our once famous" fishermans paradise" name is on the way to being a memory
As we enter 2018 the above quote accurately sums up Ireland's sea fisheries management programme, both offshore and coastal, exemplified by the current fisheries Minister Creed who took great credit in opening up the Irish Sea for cod post the annual end of year 2017 Brussels auction, while at the same time scientists employed by the Marine Institute are trying to piece together a picture of food webs in the Irish Sea to figure out why Irish Sea cod stocks are not making a comeback due to "supposed" protective measures.
I have written and campaigned on this subject for 10 years and the graph inexorably still is going downwards.
My grandchildren, of which I have three, will never see or experience the coastal bounty that I saw along the north Wicklow coastline up to the early 1980's -http://www.anirishanglersworld.com/index.php/media/an-anglers-tale/
Sadly based on 10 years experience of trying to put forward an alternative message as to how Ireland manages her fisheries resources, both sea and freshwater, I can say with objective clarity that its decision makers are not listening.

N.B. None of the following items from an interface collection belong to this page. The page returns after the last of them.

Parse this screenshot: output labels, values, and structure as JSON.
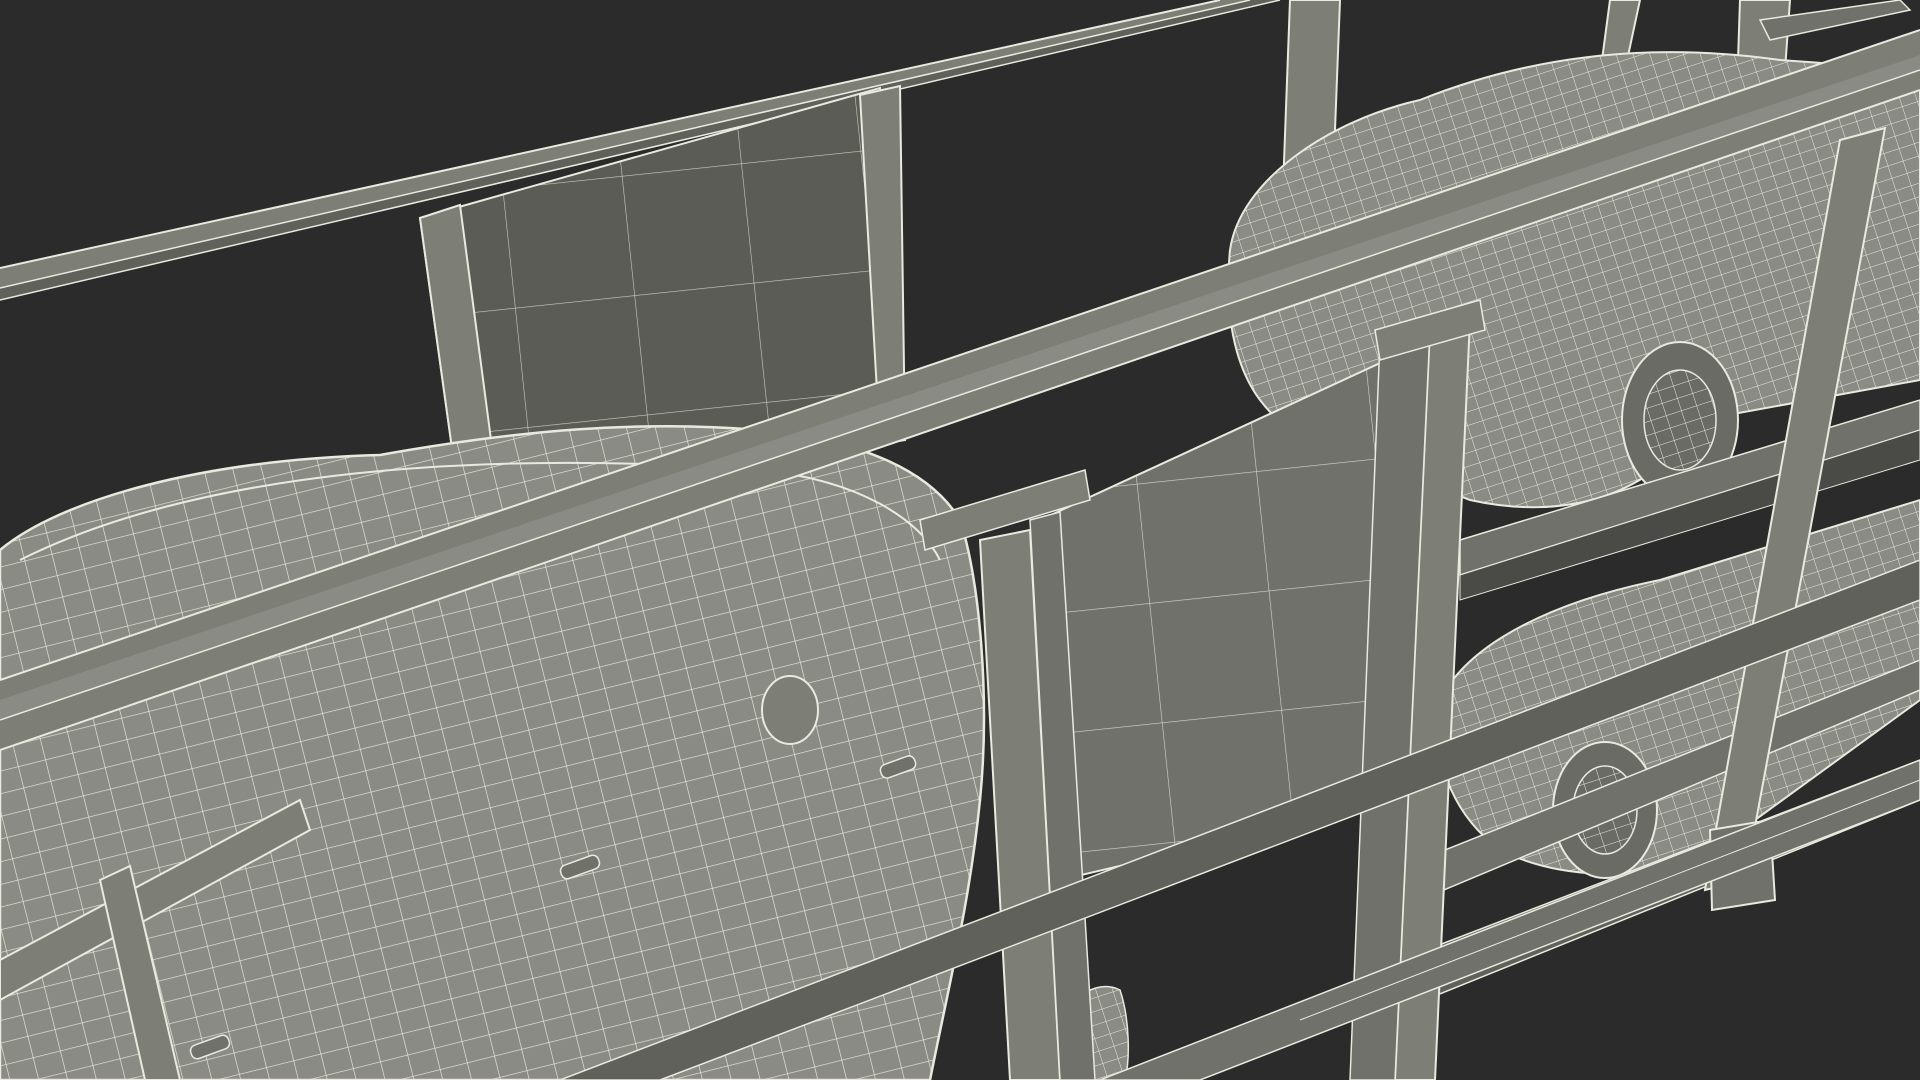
{
  "scene": {
    "subject": "wireframe-car-carrier-trailer",
    "render_mode": "wireframe-over-shaded",
    "colors": {
      "background": "#2b2b2b",
      "metal": "#7d7f76",
      "metal_dark": "#5f615a",
      "panel": "#6f716a",
      "car_body": "#8a8b84",
      "car_dark": "#4a4b47",
      "wire": "#e9e9df",
      "shadow": "#1f1f1d"
    }
  }
}
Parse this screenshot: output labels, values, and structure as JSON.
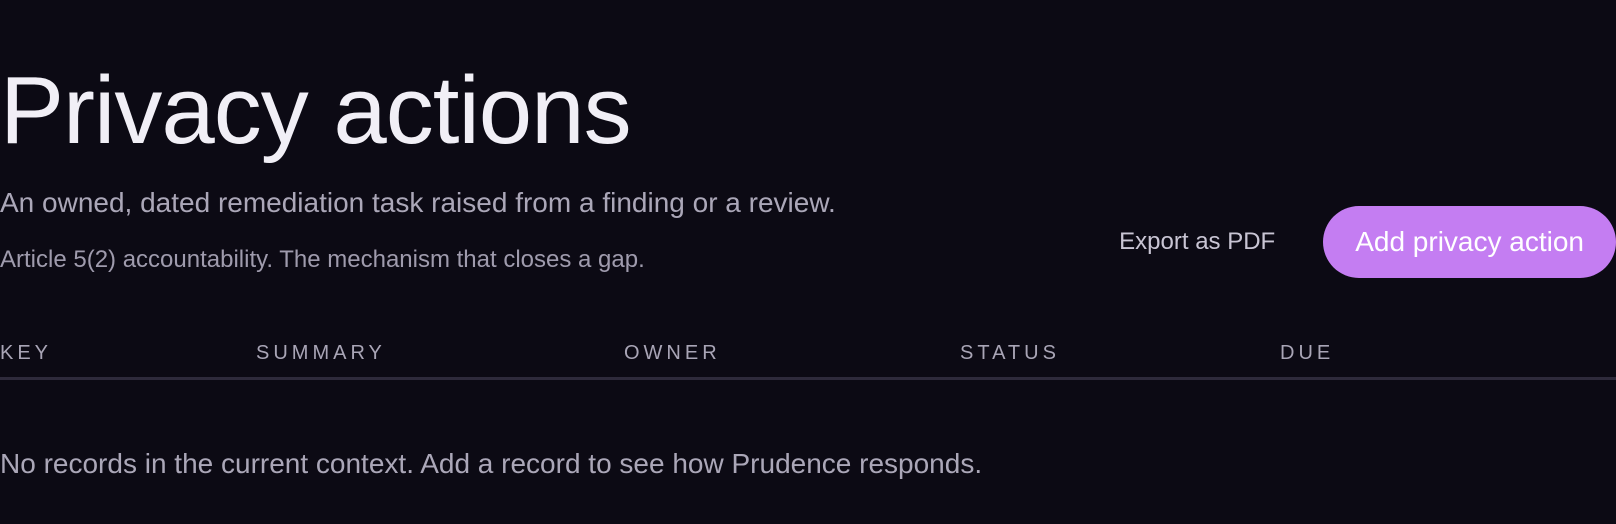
{
  "header": {
    "title": "Privacy actions",
    "subtitle": "An owned, dated remediation task raised from a finding or a review.",
    "note": "Article 5(2) accountability. The mechanism that closes a gap."
  },
  "actions": {
    "export_label": "Export as PDF",
    "add_label": "Add privacy action"
  },
  "table": {
    "columns": [
      "KEY",
      "SUMMARY",
      "OWNER",
      "STATUS",
      "DUE"
    ],
    "rows": [],
    "empty_message": "No records in the current context. Add a record to see how Prudence responds."
  },
  "colors": {
    "background": "#0c0a14",
    "accent": "#c47df2",
    "divider": "#2e2a3b"
  }
}
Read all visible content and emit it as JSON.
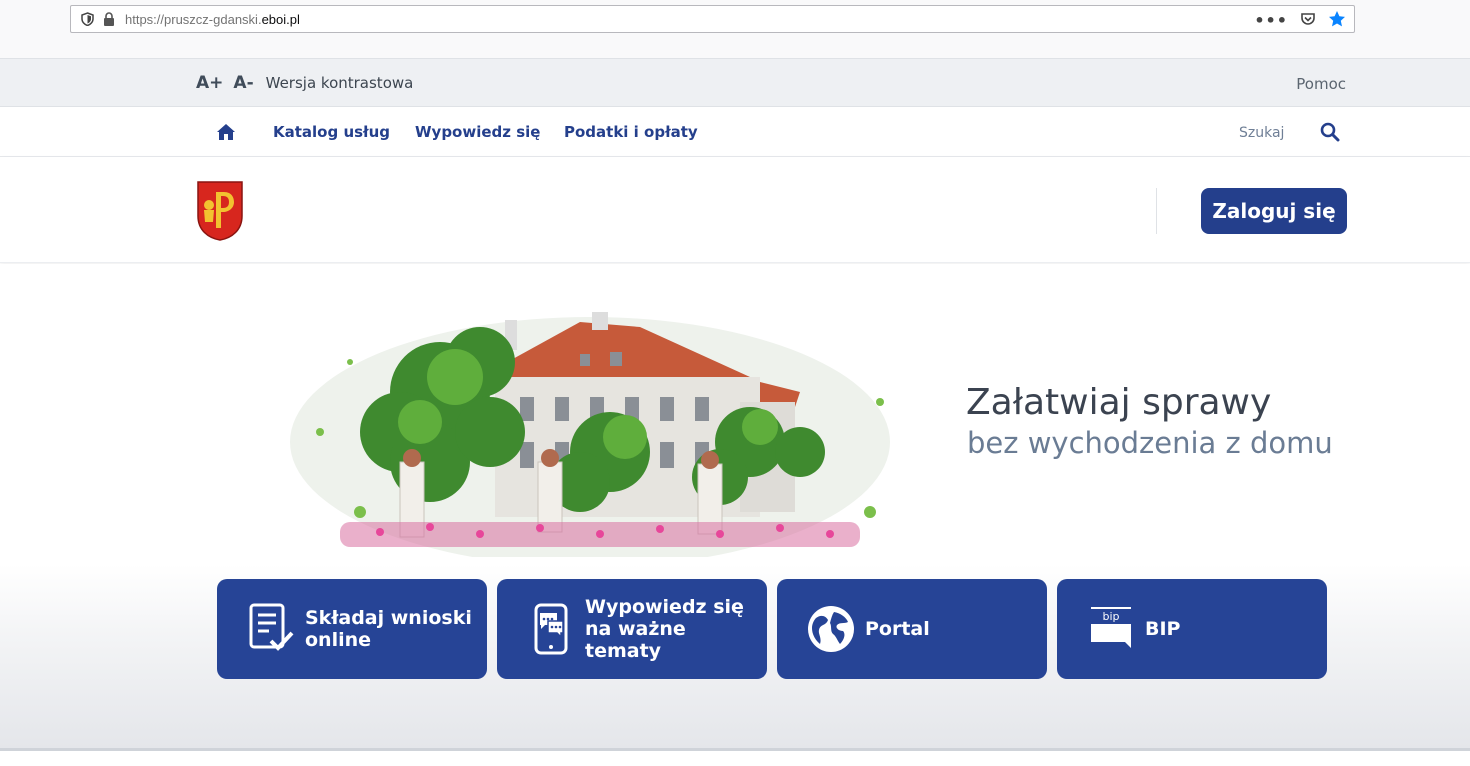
{
  "browser": {
    "url_prefix": "https://pruszcz-gdanski.",
    "url_host": "eboi.pl",
    "menu_dots": "•••"
  },
  "util": {
    "font_increase": "A+",
    "font_decrease": "A-",
    "contrast": "Wersja kontrastowa",
    "help": "Pomoc"
  },
  "nav": {
    "items": [
      "Katalog usług",
      "Wypowiedz się",
      "Podatki i opłaty"
    ],
    "search_label": "Szukaj"
  },
  "header": {
    "login": "Zaloguj się"
  },
  "hero": {
    "title": "Załatwiaj sprawy",
    "subtitle": "bez wychodzenia z domu"
  },
  "tiles": [
    {
      "line1": "Składaj wnioski",
      "line2": "online",
      "line3": ""
    },
    {
      "line1": "Wypowiedz się",
      "line2": "na ważne",
      "line3": "tematy"
    },
    {
      "line1": "Portal",
      "line2": "",
      "line3": ""
    },
    {
      "line1": "BIP",
      "line2": "",
      "line3": ""
    }
  ],
  "bip_icon_text": "bip",
  "colors": {
    "brand": "#243f8c",
    "tile": "#264496"
  }
}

Some student of economics needs to conduct a phd study on the opportunity cost to the state of mining our sea fisheries resource into oblivion using a baseline year of 1950 and include a full stakeholder brief that takes into account tourism and coastal artisan fisher inputs/outputs and not just narrow commercial fishing interests.